  3. From here, it's easy to trace the species back through the tree, by clicking on the arrow to the left of the tree diagram. In some places, there is no tree, but a list of species. In this case there is a Containing Group label under the list instead. Here is the list of pages for Swallows.

    Hirundinidae | Sylvioidea | Passerida | Oscines | Passeriformes | Neoaves | Neornithes | Aves | Coelurosauria | Theropoda | Dinosauria | Archosauria | Archosauromorpha | Diapsida | Amniota | Terrestrial Vertebrates | Sarcopterygii | Gnathostomata | Vertebrata | Craniata | Chordata | Deuterostomia | Bilateria | Animals | Eukaryotes | Root

    By default, the section under the tree diagram on most pages discusses the phylogenetic relationships. You can find out whether they are controversial and what they are based on. In the case of Swallows, I discovered that Passeriformes can be generalised as perching birds, while the sub-group Oscines are what we commonly call song birds. Below this are the references, which could be useful for research projects at higher levels.
Find out how closely related two species are
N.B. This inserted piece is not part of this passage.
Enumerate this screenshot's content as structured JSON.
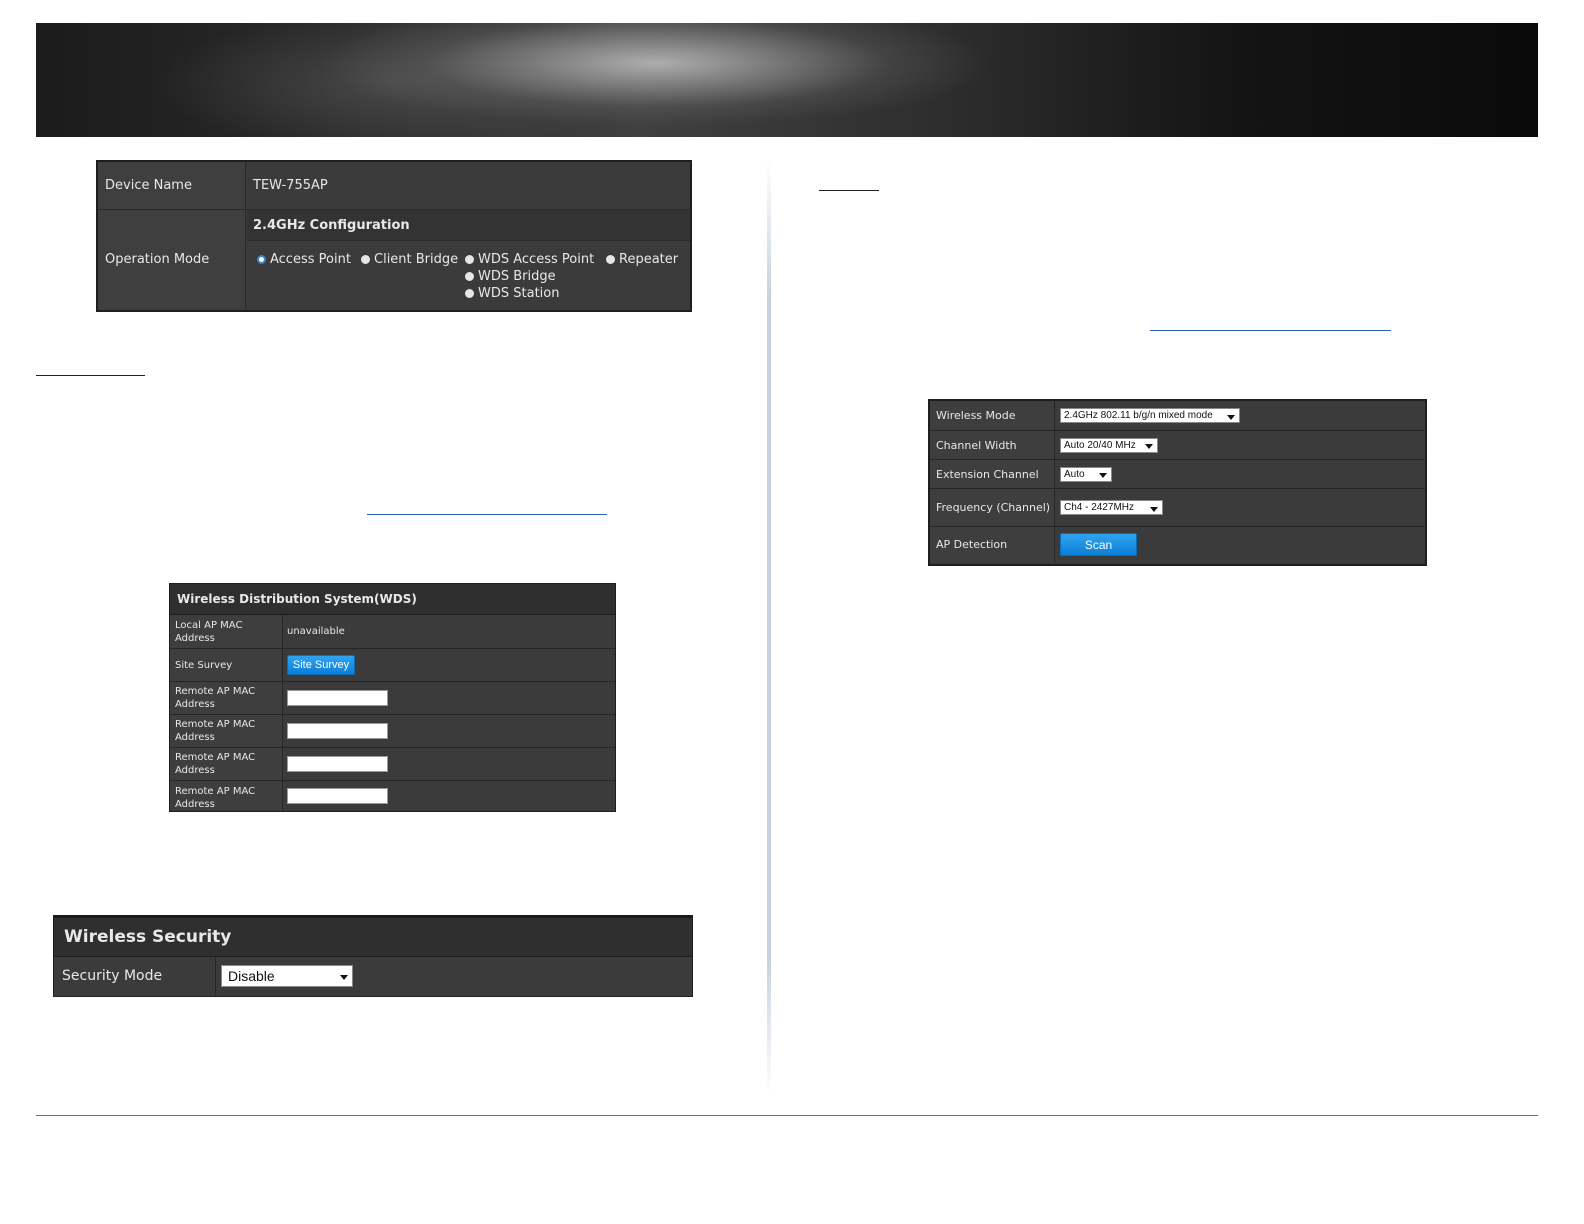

At first I thought I would try to trace the relationship between the Dandelion and the Daisy, but I gave up, as this part of the tree seemed very incomplete. I settled instead for the Ladybug and a common European beetle, the Gendarme. These are very superficially similar in appearance, being red with black markings, just close enough to sometimes be confused by very young children.
  1. Just trace each species backwards through the tree, until you reach a point where their ancestry is identical.
Coccinellidae (ladybugs) | Ccujoidea | Cucujiformia | Polyphaga | Coleoptera | Endopterygota | > Neoptera - turning point < | Hemipteroid Assemblage | Hemiptera | Heteroptera | Pentatomomorpha | Pyrrhocoroidea (gendarmes)
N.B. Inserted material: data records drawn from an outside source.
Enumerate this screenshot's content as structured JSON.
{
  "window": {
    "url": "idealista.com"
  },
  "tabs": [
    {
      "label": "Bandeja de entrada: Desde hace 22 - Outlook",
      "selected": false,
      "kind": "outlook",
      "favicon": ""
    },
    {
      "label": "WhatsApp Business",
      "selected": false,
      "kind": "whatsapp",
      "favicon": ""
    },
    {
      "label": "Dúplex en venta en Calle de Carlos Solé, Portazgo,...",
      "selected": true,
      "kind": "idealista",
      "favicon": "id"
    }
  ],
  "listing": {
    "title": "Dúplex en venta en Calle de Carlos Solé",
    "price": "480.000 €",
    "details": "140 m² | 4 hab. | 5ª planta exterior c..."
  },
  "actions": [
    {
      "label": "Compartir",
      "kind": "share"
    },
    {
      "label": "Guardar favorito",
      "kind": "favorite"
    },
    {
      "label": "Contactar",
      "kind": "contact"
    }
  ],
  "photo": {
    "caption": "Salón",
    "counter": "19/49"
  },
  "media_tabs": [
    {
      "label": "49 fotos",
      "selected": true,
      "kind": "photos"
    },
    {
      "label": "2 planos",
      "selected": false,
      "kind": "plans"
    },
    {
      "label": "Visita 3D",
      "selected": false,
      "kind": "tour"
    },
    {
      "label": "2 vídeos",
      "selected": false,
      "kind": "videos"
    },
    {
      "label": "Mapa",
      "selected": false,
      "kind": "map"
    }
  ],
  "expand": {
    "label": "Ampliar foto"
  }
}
Neoptera is the containing group for both species, and since it contains rather a large proportion of all insects, that would make them pretty distant cousins. It would be interesting to know whether they adopted the same colour scheme for the same reasons, and whether they use the same chemicals to produce it.

Research a related group of species
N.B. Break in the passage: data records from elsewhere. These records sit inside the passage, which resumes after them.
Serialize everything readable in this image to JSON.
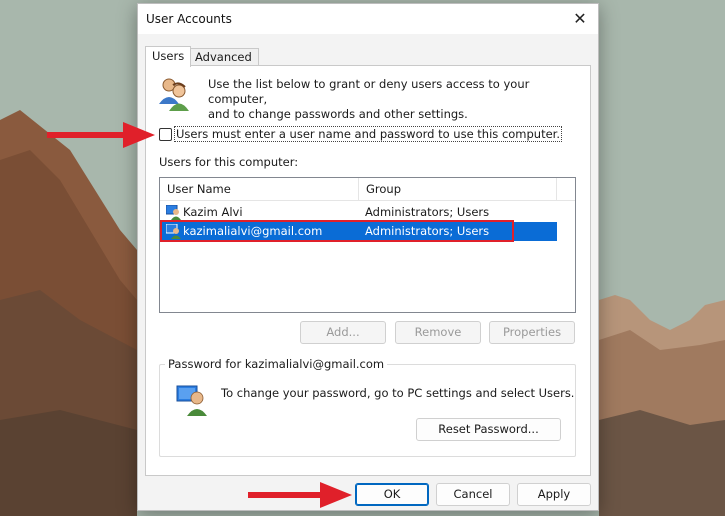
{
  "window": {
    "title": "User Accounts"
  },
  "tabs": [
    {
      "label": "Users",
      "active": true
    },
    {
      "label": "Advanced",
      "active": false
    }
  ],
  "intro": {
    "line1": "Use the list below to grant or deny users access to your computer,",
    "line2": "and to change passwords and other settings."
  },
  "checkbox": {
    "label": "Users must enter a user name and password to use this computer.",
    "checked": false
  },
  "users_section": {
    "label": "Users for this computer:",
    "columns": [
      "User Name",
      "Group"
    ],
    "rows": [
      {
        "name": "Kazim Alvi",
        "group": "Administrators; Users",
        "selected": false
      },
      {
        "name": "kazimalialvi@gmail.com",
        "group": "Administrators; Users",
        "selected": true
      }
    ]
  },
  "list_buttons": {
    "add": "Add...",
    "remove": "Remove",
    "properties": "Properties"
  },
  "password_group": {
    "title": "Password for kazimalialvi@gmail.com",
    "text": "To change your password, go to PC settings and select Users.",
    "reset_button": "Reset Password..."
  },
  "footer_buttons": {
    "ok": "OK",
    "cancel": "Cancel",
    "apply": "Apply"
  },
  "colors": {
    "selection": "#0a6cd6",
    "annotation": "#e0202a",
    "focus": "#0067c0"
  },
  "icons": [
    "users-icon",
    "user-icon",
    "password-user-icon",
    "close-icon",
    "arrow-annotation-icon"
  ]
}
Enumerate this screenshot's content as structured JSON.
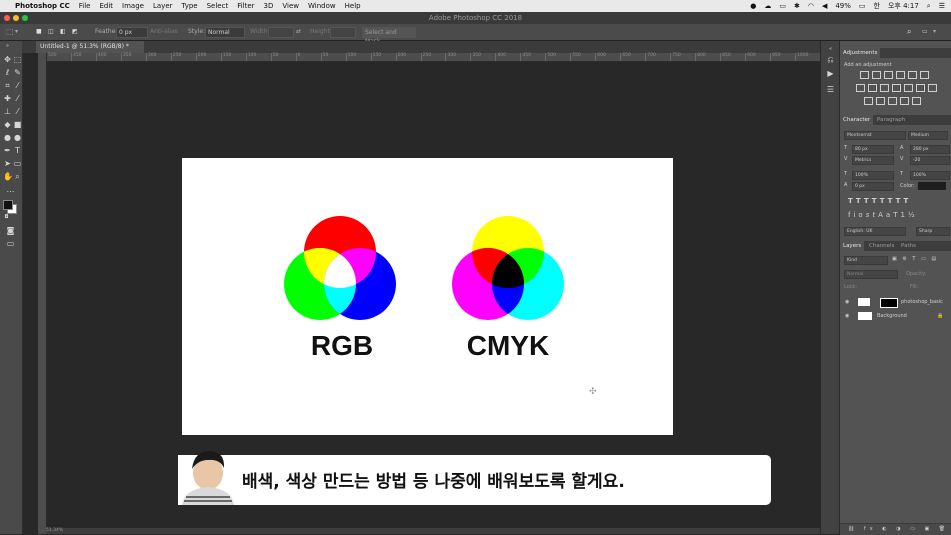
{
  "menubar": {
    "app_name": "Photoshop CC",
    "items": [
      "File",
      "Edit",
      "Image",
      "Layer",
      "Type",
      "Select",
      "Filter",
      "3D",
      "View",
      "Window",
      "Help"
    ],
    "battery": "49%",
    "status_text": "오후 4:17"
  },
  "window": {
    "title": "Adobe Photoshop CC 2018"
  },
  "options_bar": {
    "feather_label": "Feather:",
    "feather_value": "0 px",
    "anti_alias_label": "Anti-alias",
    "style_label": "Style:",
    "style_value": "Normal",
    "width_label": "Width:",
    "height_label": "Height:",
    "select_mask_label": "Select and Mask..."
  },
  "document": {
    "tab_title": "Untitled-1 @ 51.3% (RGB/8) *",
    "ruler_labels": [
      "500",
      "450",
      "400",
      "350",
      "300",
      "250",
      "200",
      "150",
      "100",
      "50",
      "0",
      "50",
      "100",
      "150",
      "200",
      "250",
      "300",
      "350",
      "400",
      "450",
      "500",
      "550",
      "600",
      "650",
      "700",
      "750",
      "800",
      "850",
      "900",
      "950",
      "1000"
    ],
    "canvas": {
      "rgb_label": "RGB",
      "cmyk_label": "CMYK",
      "colors": {
        "red": "#ff0000",
        "green": "#00ff00",
        "blue": "#0000ff",
        "yellow": "#ffff00",
        "magenta": "#ff00ff",
        "cyan": "#00ffff",
        "white": "#ffffff",
        "black": "#000000"
      }
    }
  },
  "panels": {
    "adjustments_tab": "Adjustments",
    "add_adjustment_label": "Add an adjustment",
    "character_tab": "Character",
    "paragraph_tab": "Paragraph",
    "font_family": "Montserrat",
    "font_style": "Medium",
    "font_size": "80 px",
    "leading": "280 px",
    "kerning": "Metrics",
    "tracking": "-20",
    "vertical_scale": "100%",
    "horizontal_scale": "100%",
    "baseline_shift": "0 px",
    "color_label": "Color:",
    "language": "English: UK",
    "anti_alias": "Sharp",
    "layers_tab": "Layers",
    "channels_tab": "Channels",
    "paths_tab": "Paths",
    "kind_label": "Kind",
    "blend_mode": "Normal",
    "opacity_label": "Opacity:",
    "fill_label": "Fill:",
    "lock_label": "Lock:",
    "layers": [
      {
        "name": "photoshop_basic"
      },
      {
        "name": "Background"
      }
    ]
  },
  "subtitle": {
    "text": "배색, 색상 만드는 방법 등 나중에 배워보도록 할게요."
  },
  "status": {
    "zoom": "51.34%"
  }
}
If the tree has been completed for the species you are interested in, you could obtain: a list of related species, information about how they relate to other groups, and access to other resources on the Internet. At first I thought I would look up deer, since I remembered wondering how many kinds there are. I found the Cervidae under Ruminantia, but the tree hasn't been extended any further as yet. So I reverted to Penguins (Spheniscidae).

This time I struck gold, since there is a page for the Spheniscidae family with resources, and one for each individual species, with more resources, including several aimed at children or educators. By going up the tree, I can also see that the penguin branch separated from other birds at a fairly early stage - but after ducks!

Find out more about the Tree of Life

About the Tree of Life Web Project
The TOL Learning Tour
The Introduction to Learning with the TOl - a class project
The TOL Learning pages

You will find plenty of information about treehouses on the last page. This is an opportunity to work with the tree of life that is potentially of interest to homeschoolers, though it is not clear how active it is at the moment. The site promises modifications to make it more friendly to child-learners in the near future.